Problem statement |
Reprint the full listing exactly.

Exercise material |
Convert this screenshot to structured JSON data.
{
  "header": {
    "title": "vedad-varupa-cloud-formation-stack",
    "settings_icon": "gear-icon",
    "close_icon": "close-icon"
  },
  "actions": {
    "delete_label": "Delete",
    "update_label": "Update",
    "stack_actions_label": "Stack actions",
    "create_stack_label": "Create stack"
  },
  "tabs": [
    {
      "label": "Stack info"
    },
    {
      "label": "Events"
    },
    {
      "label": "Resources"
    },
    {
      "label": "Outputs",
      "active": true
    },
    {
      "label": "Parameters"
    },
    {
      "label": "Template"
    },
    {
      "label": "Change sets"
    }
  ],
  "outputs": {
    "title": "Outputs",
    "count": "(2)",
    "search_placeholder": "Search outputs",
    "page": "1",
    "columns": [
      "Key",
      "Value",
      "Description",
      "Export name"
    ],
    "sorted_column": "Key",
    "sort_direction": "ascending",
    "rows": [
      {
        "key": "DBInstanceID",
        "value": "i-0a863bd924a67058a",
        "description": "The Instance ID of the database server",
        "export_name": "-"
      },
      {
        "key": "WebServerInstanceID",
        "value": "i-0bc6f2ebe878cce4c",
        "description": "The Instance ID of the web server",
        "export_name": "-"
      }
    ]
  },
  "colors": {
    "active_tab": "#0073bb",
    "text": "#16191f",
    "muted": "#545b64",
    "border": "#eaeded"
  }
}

Result of the task |
Convert this screenshot to structured JSON data.
{
  "header": {
    "title": "vedad-varupa-cloud-formation-stack",
    "settings_icon": "gear-icon",
    "close_icon": "close-icon"
  },
  "actions": {
    "delete_label": "Delete",
    "update_label": "Update",
    "stack_actions_label": "Stack actions",
    "create_stack_label": "Create stack"
  },
  "tabs": [
    {
      "label": "Stack info"
    },
    {
      "label": "Events"
    },
    {
      "label": "Resources"
    },
    {
      "label": "Outputs",
      "active": true
    },
    {
      "label": "Parameters"
    },
    {
      "label": "Template"
    },
    {
      "label": "Change sets"
    }
  ],
  "outputs": {
    "title": "Outputs",
    "count": "(2)",
    "search_placeholder": "Search outputs",
    "page": "1",
    "columns": [
      "Key",
      "Value",
      "Description",
      "Export name"
    ],
    "sorted_column": "Key",
    "sort_direction": "ascending",
    "rows": [
      {
        "key": "DBInstanceID",
        "value": "i-0a863bd924a67058a",
        "description": "The Instance ID of the database server",
        "export_name": "-"
      },
      {
        "key": "WebServerInstanceID",
        "value": "i-0bc6f2ebe878cce4c",
        "description": "The Instance ID of the web server",
        "export_name": "-"
      }
    ]
  },
  "colors": {
    "active_tab": "#0073bb",
    "text": "#16191f",
    "muted": "#545b64",
    "border": "#eaeded"
  }
}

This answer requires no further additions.